The PP were forgotten at the weekend. This was not how Pablo Iglesias had intended it. The Podemos knockout to decide a winner was duly timed to coincide with the PP who were gathering only a short distance away. But because everyone was interested only in the left and even more left hooks being delivered by Errejón and Iglesias, no one took any notice of the PP. Podemos were a show, a spectacular, a political prime-time reality broadcast played out in the real-time of up-to-the second voting intentions. Time had indeed forgotten the PP. Their dullness in this post-modern political world of citizen online councils, speakers with piercings and a long mane of hair tied up in a sort of bun, and election brochures stolen from Ikea is the very thing which sustains them. They seem otherworldly, of another and former time.
Iglesias had hoped that having the two congresses at the same time would enable the citizens to draw comparisons. If the citizens did do this, then the comparison would have been between a tetchy bunch of upstart Herberts and the grim familiarity of Mariano Rajoy. In a world of convulsions there is something to be said for a leader who sports a tie, is attended to by a barber with a certain degree of frequency and can at least attempt to converse with Trump.
The cosiness of the PP's gathering was such that controversy was a distant cousin, one for the sentencing of "caso Gürtel" and for the machinations across the sea in the Balearics. And it is here in the Balearics that the national hierarchy would much prefer that a son, who at one time - now long ago - had been looked upon with benevolent, austere goodwill, would quietly disappear. But the hierarchy is not alone in having been confounded, nay startled by the sheer persistence of he who refuses to lie down - José Ramón Bauzá.
We did all rather chortle when Bauzá made it known that he was intending to attempt to once more become president of the party. There is still some chortling, but as the time moves nearer for a regional congress at least a year overdue, there is Bauzá, steadfast in his belief that he can return as the re-conquering hero of the Balearic PP. Never mind that he did his best, and mainly succeeded, in delivering a sharp instrument into the heart of Balearic society and much of his own party; he seems convinced that all that will be forgiven.
The show that the Balearic PP are planning will be bloodletting on a scale that is biblical in its abundance compared with the streams that washed across the feet of Errejón and Iglesias in Madrid last weekend. The long-time favourite to become the party's new president, Biel Company, should win in the kind of canter suited to a man with his agricultural leanings. But Bauzá has pulled two agrarians out of the hat who are his latest cheerleaders. One says that Bauzá was the best president that the Balearics has had. Both are one-time friends of Company but they no longer share company.
Company was once a friend of Bauzá's, too. It was Bauzá who made him environment and agriculture minister, but it was Company who helped to deliver the knife. Hauling in agrarians is Bauzá's way of showing he's every bit a man of conservative, farming sod as Company is.
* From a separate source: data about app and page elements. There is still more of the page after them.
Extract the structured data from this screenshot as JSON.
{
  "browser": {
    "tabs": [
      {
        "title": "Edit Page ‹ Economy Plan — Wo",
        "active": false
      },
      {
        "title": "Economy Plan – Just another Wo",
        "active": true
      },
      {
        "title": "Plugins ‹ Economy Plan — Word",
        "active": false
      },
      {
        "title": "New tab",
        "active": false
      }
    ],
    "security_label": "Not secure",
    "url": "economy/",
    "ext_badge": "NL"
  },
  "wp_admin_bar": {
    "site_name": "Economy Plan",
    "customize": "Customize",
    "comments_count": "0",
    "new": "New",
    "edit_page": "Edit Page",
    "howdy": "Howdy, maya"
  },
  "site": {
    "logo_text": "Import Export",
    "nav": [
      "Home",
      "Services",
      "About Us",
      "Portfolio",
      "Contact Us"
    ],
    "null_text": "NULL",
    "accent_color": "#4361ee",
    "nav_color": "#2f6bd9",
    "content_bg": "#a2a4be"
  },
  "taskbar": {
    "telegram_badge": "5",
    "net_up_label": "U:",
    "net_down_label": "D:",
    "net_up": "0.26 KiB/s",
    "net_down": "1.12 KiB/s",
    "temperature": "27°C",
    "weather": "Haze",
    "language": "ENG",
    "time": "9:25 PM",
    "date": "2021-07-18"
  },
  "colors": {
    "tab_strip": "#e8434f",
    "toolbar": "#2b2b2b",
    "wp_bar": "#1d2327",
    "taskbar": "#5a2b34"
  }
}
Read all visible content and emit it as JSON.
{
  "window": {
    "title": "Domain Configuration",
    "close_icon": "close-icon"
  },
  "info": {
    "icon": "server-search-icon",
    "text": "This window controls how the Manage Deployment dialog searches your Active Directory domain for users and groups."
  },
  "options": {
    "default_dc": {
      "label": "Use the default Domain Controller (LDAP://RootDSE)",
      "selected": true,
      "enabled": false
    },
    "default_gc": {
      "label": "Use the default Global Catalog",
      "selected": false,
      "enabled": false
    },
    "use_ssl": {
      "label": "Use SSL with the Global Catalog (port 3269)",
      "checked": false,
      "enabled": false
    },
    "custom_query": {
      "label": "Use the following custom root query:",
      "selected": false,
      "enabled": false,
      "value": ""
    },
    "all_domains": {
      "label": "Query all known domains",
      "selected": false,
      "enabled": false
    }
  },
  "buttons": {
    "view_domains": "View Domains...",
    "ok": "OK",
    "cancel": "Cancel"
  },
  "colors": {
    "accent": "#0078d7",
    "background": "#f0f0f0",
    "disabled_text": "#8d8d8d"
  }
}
Bauzá was aghast to see that Company had surrounded himself with members of the hierarchy at the PP congress in Madrid. Here was affirmation of what Madrid hopes for and which the temporary leader of the PP in the Balearics, Miquel Vidal, also hopes for - a single candidate who can pull the factions together. There is little chance, not while Bauzá continues along a path that may result in a humiliation greater than the defeat of the PP he presided over two years ago.